It was a good morning. Got out to the field at 6:16 and cracked of a couple off nice ones. There were boomers off shore but the air was good inland. During the second flight Ty Jenkins and James Peace showed up. James has a Nirvana Rodeo with the carbon trike. Very nice rig…. It took him several attempts and one turtle to get off but he got some good airtime once up.
Spent time practicing with the trimmers. I’m not so much looking at the scale anymore as letting trim out or in then checking that the wing tracks straight. Tomorrow I’m going to see if there is a way of pulling the trimmer so that the scale is more visible.
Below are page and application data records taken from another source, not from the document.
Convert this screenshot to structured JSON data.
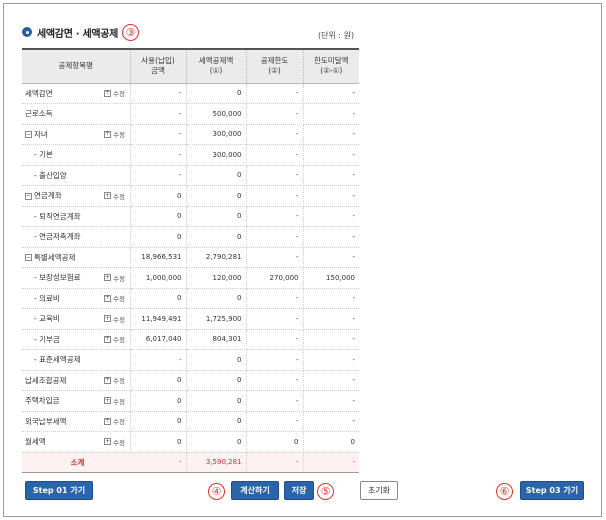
{
  "title": "세액감면 · 세액공제",
  "unit": "(단위 : 원)",
  "markers": {
    "title": "③",
    "calc": "④",
    "save": "⑤",
    "next": "⑥"
  },
  "icons": {
    "title_bullet": "circle-bullet-icon",
    "expand": "plus-box-icon",
    "collapse": "minus-box-icon"
  },
  "colors": {
    "accent": "#2a64aa",
    "marker": "#e0322a",
    "total_row": "#fdf1f1"
  },
  "columns": {
    "name": "공제항목명",
    "used": "사용(납입)\n금액",
    "deduction": "세액공제액\n(①)",
    "limit": "공제한도\n(②)",
    "over": "한도미달액\n(②-①)"
  },
  "edit_label": "수정",
  "rows": [
    {
      "name": "세액감면",
      "edit": true,
      "used": "-",
      "deduction": "0",
      "limit": "-",
      "over": "-"
    },
    {
      "name": "근로소득",
      "edit": false,
      "used": "-",
      "deduction": "500,000",
      "limit": "-",
      "over": "-"
    },
    {
      "name": "자녀",
      "edit": true,
      "used": "-",
      "deduction": "300,000",
      "limit": "-",
      "over": "-"
    },
    {
      "name": "- 기본",
      "edit": false,
      "used": "-",
      "deduction": "300,000",
      "limit": "-",
      "over": "-"
    },
    {
      "name": "- 출산입양",
      "edit": false,
      "used": "-",
      "deduction": "0",
      "limit": "-",
      "over": "-"
    },
    {
      "name": "연금계좌",
      "edit": true,
      "used": "0",
      "deduction": "0",
      "limit": "-",
      "over": "-"
    },
    {
      "name": "- 퇴직연금계좌",
      "edit": false,
      "used": "0",
      "deduction": "0",
      "limit": "-",
      "over": "-"
    },
    {
      "name": "- 연금저축계좌",
      "edit": false,
      "used": "0",
      "deduction": "0",
      "limit": "-",
      "over": "-"
    },
    {
      "name": "특별세액공제",
      "edit": false,
      "used": "18,966,531",
      "deduction": "2,790,281",
      "limit": "-",
      "over": "-"
    },
    {
      "name": "- 보장성보험료",
      "edit": true,
      "used": "1,000,000",
      "deduction": "120,000",
      "limit": "270,000",
      "over": "150,000"
    },
    {
      "name": "- 의료비",
      "edit": true,
      "used": "0",
      "deduction": "0",
      "limit": "-",
      "over": "-"
    },
    {
      "name": "- 교육비",
      "edit": true,
      "used": "11,949,491",
      "deduction": "1,725,900",
      "limit": "-",
      "over": "-"
    },
    {
      "name": "- 기부금",
      "edit": true,
      "used": "6,017,040",
      "deduction": "804,301",
      "limit": "-",
      "over": "-"
    },
    {
      "name": "- 표준세액공제",
      "edit": false,
      "used": "-",
      "deduction": "0",
      "limit": "-",
      "over": "-"
    },
    {
      "name": "납세조합공제",
      "edit": true,
      "used": "0",
      "deduction": "0",
      "limit": "-",
      "over": "-"
    },
    {
      "name": "주택차입금",
      "edit": true,
      "used": "0",
      "deduction": "0",
      "limit": "-",
      "over": "-"
    },
    {
      "name": "외국납부세액",
      "edit": true,
      "used": "0",
      "deduction": "0",
      "limit": "-",
      "over": "-"
    },
    {
      "name": "월세액",
      "edit": true,
      "used": "0",
      "deduction": "0",
      "limit": "0",
      "over": "0"
    }
  ],
  "total": {
    "name": "소계",
    "used": "-",
    "deduction": "3,590,281",
    "limit": "-",
    "over": "-"
  },
  "buttons": {
    "prev": "Step 01 가기",
    "calc": "계산하기",
    "save": "저장",
    "reset": "초기화",
    "next": "Step 03 가기"
  }
}
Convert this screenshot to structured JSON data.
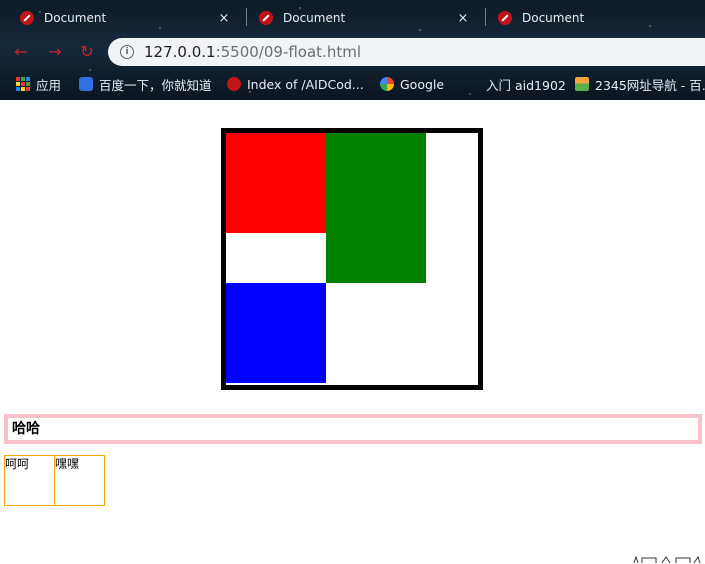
{
  "browser": {
    "tabs": [
      {
        "title": "Document",
        "close": "×"
      },
      {
        "title": "Document",
        "close": "×"
      },
      {
        "title": "Document",
        "close": ""
      }
    ],
    "address": {
      "host": "127.0.0.1",
      "path": ":5500/09-float.html",
      "info_icon": "info-icon"
    },
    "nav": {
      "back_icon": "back-arrow-icon",
      "forward_icon": "forward-arrow-icon",
      "reload_icon": "reload-icon"
    },
    "bookmarks": [
      {
        "label": "应用",
        "icon": "apps-icon"
      },
      {
        "label": "百度一下，你就知道",
        "icon": "baidu-icon"
      },
      {
        "label": "Index of /AIDCod...",
        "icon": "favicon-red-icon"
      },
      {
        "label": "Google",
        "icon": "google-icon"
      },
      {
        "label": "入门 aid1902",
        "icon": ""
      },
      {
        "label": "2345网址导航 - 百...",
        "icon": "2345-icon"
      }
    ]
  },
  "page": {
    "boxes": {
      "red": "#ff0000",
      "green": "#008000",
      "blue": "#0000ff",
      "border": "#000000"
    },
    "pink_bar_text": "哈哈",
    "pink_bar_color": "#f7c2cb",
    "small_boxes": [
      {
        "text": "呵呵"
      },
      {
        "text": "嘿嘿"
      }
    ],
    "small_box_border": "#f0a800"
  }
}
There was a distinct layer at 250 ft where the air settled down. I climbed to 750 ft and flew off to the Gaspirella Causeway. I was sorely tempted to drop down on the jet port for some touch and go but decided to let it go until another day.
Landings are getting better. For awhile the wing was carrying too much energy after touch down. But I’ve been closing the trim all the way before landing and getting a nice long float.
Mike Lange seemed to be having the most fun with at least 12 flights and numerous touch and goes.
I hadn’t really planned on flying this evening but when the wind came down and it looked good, I jumped in the truck and drove out to Shell Creek. When I got there the wind was blowing 5 mph from the east. The launch was going to have to be crosswind to the South so I motored out to the runway. The plan was to launch perpendicular to the runway and after it was overhead turn south and launch down the runway. A bit technical but nothing extraordinary, there was plenty of room to inflate and make a turn and clear air for 1000 feet to the south.
So anyway, there I was all laid out and strapped into the rig when the wind starts to increase. I decided to wait it out and 3 minutes later a gust front blows in. After a moments hesitation, I unbuckled and started releasing the glider. The wind was gusting past 20 when I had the first Carabiner undone and before I could get to the other, the wing decided to fly, it half inflated and lifted overhead. The trike was pulled around 180* before the loose riser went downwind and the wing was disarmed. After that, life was easy.
I’m not really sure why I didn’t launch as soon as I bucked in. I was looking forward to the challenge of a crosswind launch. It looked good. …..
The winds were starting to come up but it was still doable. The clouds did appear to be heading my way but I sure didn’t expect a major gust. It was part experience and a bunch of luck. The best that can be said was that I was prudent and it paid off.
The take offs were long and low for both Mike and I. After getting up a good head of steam I felt confident that a small amt of brake would launch me. I was wrong. A little brake got me off the ground but then I was stuck in that awkward situation where I couldn’t gain any altitude because of the brakes and if I let off brake I would start coming back down. So there I was 6 inches off the surface waiting for the rig to pick up enough speed so that I could get the flock out. It really wasn’t a big deal but it seemed to take forever before the rig started climbing. I slowly let off the brakes and eventually it happened. I can see why Dan D. had some issues after leaving Porto Valarta and going to 5500 ft. I’m not sure this would be the best wing for Monument Valley and certainly not for launching out of a bumpy horse meadow. It requires speed for launch.
The first flight was short. I was concerned about the weather and after running into some particularly nasty air I returned to the LZ and landed. I can’t explain the bad air that spooked me. It wasn’t short like going through my prop wash but there wasn’t anything close that I could see to cause the instability. I did see it depart when it passed over a pond.
I waited a few minutes and relaunched. Same thing, long slow climb out but the air was good and I enjoyed the moment.
The big news of the day was that I’ve removed th A Assists and launched without them. The Lift doesn’t require a lot of pressure and the shoulder feels fine.
Mike Lange took this shot with the faint rainbow. The air was good dispite the boomers to the South West.